→ **Dataset rows describing interfaces**
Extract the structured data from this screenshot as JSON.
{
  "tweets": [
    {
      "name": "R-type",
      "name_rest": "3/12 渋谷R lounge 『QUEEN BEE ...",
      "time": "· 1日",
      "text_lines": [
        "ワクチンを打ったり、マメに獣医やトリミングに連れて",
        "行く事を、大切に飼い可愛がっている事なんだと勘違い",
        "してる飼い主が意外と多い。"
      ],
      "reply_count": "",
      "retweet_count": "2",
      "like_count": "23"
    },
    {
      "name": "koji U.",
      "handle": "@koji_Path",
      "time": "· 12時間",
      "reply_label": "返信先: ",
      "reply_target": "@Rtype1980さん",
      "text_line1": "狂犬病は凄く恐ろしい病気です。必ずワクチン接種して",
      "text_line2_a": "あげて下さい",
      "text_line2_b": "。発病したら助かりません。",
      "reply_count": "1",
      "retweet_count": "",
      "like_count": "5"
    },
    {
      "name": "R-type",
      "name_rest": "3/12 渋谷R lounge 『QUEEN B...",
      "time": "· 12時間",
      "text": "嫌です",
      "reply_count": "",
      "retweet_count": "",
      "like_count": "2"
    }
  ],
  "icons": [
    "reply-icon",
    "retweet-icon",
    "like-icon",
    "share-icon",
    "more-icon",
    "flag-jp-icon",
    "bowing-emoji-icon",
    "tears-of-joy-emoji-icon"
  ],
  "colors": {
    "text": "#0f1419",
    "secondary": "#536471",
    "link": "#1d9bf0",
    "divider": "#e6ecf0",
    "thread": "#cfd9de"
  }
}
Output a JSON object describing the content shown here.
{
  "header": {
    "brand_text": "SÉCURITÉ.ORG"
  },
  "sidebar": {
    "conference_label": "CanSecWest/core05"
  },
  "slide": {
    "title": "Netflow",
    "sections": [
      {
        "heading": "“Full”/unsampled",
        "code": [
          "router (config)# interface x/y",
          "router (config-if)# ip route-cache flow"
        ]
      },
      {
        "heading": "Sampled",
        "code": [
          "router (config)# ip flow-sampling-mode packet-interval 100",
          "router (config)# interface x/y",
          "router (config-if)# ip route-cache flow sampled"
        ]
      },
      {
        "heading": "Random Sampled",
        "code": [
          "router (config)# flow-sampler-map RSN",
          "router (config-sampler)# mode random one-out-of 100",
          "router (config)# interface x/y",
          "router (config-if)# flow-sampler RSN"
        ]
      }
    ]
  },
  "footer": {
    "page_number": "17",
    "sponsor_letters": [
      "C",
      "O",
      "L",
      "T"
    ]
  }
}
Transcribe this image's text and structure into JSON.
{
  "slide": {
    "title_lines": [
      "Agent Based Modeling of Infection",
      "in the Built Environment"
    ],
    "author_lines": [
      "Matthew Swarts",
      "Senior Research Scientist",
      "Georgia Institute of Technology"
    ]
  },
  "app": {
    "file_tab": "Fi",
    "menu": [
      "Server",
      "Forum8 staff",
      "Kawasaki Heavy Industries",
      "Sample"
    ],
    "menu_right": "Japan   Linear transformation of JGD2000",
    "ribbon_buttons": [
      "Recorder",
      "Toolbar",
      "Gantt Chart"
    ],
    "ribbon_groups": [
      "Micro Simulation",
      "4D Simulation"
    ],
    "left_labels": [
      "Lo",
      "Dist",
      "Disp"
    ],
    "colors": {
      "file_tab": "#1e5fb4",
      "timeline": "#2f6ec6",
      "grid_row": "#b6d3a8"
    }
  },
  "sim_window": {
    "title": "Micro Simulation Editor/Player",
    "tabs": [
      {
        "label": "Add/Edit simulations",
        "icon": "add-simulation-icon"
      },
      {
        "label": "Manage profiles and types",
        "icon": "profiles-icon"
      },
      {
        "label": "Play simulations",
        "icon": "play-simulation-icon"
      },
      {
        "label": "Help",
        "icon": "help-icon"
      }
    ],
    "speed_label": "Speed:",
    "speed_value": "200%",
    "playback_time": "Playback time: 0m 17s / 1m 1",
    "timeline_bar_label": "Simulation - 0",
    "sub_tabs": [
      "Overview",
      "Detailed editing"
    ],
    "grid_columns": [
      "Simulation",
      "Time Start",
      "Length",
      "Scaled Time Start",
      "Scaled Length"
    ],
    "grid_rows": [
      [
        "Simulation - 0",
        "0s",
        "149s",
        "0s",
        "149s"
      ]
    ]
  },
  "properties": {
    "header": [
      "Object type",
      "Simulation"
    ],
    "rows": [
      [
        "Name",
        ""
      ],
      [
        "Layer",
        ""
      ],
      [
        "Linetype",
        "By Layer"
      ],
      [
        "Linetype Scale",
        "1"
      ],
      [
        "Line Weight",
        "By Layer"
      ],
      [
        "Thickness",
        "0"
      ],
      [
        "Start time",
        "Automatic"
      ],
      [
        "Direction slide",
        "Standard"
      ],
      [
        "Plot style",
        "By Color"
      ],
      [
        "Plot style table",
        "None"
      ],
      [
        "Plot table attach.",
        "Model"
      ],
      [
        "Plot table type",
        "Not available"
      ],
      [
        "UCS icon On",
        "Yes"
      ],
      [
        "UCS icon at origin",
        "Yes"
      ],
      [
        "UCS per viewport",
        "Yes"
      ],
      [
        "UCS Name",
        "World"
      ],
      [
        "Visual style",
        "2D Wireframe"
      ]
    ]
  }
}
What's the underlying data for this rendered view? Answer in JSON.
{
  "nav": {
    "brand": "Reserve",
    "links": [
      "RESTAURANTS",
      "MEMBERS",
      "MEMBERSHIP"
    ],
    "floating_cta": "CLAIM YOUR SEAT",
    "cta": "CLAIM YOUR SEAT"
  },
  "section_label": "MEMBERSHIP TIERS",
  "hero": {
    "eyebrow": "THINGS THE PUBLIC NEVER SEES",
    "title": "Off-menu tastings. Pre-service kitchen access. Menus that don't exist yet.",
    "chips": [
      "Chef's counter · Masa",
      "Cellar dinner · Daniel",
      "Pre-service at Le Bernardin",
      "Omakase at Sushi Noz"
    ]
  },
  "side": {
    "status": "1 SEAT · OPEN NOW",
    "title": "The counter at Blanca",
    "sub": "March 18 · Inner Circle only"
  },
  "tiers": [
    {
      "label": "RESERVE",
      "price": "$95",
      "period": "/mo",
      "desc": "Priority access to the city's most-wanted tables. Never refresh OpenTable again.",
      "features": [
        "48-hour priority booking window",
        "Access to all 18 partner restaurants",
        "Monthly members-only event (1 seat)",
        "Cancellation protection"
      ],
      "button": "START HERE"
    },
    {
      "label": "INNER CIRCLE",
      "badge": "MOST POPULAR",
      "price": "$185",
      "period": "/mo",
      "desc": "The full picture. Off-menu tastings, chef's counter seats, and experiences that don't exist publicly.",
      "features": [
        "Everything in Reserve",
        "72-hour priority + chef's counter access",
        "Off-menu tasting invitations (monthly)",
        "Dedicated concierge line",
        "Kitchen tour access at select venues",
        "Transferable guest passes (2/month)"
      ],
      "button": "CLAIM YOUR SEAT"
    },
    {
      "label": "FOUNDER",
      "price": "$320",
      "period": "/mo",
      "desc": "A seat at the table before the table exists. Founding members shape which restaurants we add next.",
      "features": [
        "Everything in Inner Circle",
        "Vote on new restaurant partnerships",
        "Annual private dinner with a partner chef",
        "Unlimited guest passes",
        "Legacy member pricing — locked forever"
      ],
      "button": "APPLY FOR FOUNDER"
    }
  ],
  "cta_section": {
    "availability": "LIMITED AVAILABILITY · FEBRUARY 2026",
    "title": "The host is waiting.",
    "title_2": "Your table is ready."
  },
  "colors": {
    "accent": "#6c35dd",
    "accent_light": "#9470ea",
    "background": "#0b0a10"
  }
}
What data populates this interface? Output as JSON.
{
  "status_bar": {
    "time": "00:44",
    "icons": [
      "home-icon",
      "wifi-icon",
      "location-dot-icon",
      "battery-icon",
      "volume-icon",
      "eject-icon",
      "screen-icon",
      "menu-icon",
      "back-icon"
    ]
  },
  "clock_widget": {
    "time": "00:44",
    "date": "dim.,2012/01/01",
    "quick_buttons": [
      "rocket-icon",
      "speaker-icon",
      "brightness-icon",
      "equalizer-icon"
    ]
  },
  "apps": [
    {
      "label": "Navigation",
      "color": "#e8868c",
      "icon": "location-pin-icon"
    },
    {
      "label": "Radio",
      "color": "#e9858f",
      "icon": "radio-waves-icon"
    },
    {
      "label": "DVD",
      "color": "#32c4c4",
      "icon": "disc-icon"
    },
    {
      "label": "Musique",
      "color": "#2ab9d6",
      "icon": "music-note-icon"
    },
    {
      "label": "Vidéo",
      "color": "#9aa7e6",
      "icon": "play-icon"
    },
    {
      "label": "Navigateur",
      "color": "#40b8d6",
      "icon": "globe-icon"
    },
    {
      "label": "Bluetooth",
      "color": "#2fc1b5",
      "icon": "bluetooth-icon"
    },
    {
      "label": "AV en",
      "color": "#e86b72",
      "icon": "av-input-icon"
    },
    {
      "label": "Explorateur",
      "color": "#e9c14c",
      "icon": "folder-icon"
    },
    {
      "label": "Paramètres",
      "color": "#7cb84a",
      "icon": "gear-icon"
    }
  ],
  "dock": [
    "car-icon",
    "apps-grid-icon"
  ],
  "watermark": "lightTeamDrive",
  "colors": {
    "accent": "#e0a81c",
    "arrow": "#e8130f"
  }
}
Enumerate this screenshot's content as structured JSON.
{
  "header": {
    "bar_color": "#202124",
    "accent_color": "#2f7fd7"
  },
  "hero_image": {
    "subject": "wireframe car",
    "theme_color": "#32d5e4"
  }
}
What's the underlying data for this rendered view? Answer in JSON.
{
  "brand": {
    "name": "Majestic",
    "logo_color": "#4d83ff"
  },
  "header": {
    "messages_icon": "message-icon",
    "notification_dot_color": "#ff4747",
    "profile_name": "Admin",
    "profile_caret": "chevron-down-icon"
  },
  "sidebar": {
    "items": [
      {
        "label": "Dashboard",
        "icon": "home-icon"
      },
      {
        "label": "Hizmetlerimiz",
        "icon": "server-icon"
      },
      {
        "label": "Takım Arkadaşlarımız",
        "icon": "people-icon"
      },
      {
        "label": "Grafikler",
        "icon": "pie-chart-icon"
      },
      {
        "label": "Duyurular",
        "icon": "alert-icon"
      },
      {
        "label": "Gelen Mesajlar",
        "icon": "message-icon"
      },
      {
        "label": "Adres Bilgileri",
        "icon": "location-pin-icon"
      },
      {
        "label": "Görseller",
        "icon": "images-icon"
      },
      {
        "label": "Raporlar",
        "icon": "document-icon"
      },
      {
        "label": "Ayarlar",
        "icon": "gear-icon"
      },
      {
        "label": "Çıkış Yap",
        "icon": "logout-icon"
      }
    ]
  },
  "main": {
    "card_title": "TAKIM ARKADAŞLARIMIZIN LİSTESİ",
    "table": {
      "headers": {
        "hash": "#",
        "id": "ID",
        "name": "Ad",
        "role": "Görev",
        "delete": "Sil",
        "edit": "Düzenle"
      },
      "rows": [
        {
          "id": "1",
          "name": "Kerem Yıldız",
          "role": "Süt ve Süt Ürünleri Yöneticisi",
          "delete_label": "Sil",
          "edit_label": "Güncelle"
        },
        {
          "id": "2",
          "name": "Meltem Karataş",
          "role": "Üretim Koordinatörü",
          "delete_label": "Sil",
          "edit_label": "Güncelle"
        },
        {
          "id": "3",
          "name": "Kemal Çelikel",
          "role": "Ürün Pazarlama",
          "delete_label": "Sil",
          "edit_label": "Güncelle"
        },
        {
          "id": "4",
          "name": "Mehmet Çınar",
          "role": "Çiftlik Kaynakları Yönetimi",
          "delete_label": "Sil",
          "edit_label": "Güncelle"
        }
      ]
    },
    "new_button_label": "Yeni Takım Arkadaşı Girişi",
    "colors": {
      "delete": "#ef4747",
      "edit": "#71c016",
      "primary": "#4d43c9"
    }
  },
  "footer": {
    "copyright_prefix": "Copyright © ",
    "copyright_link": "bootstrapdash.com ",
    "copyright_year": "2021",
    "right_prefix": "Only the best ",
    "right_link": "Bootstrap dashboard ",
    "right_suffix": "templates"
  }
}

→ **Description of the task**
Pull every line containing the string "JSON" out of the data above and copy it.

→ **Answer area**
Extract the structured data from this screenshot as JSON.
Output a JSON object describing the content shown here.
Transcribe this image's text and structure into JSON.
What's the underlying data for this rendered view? Answer in JSON.
What data populates this interface? Output as JSON.
Enumerate this screenshot's content as structured JSON.
What's the underlying data for this rendered view? Answer in JSON.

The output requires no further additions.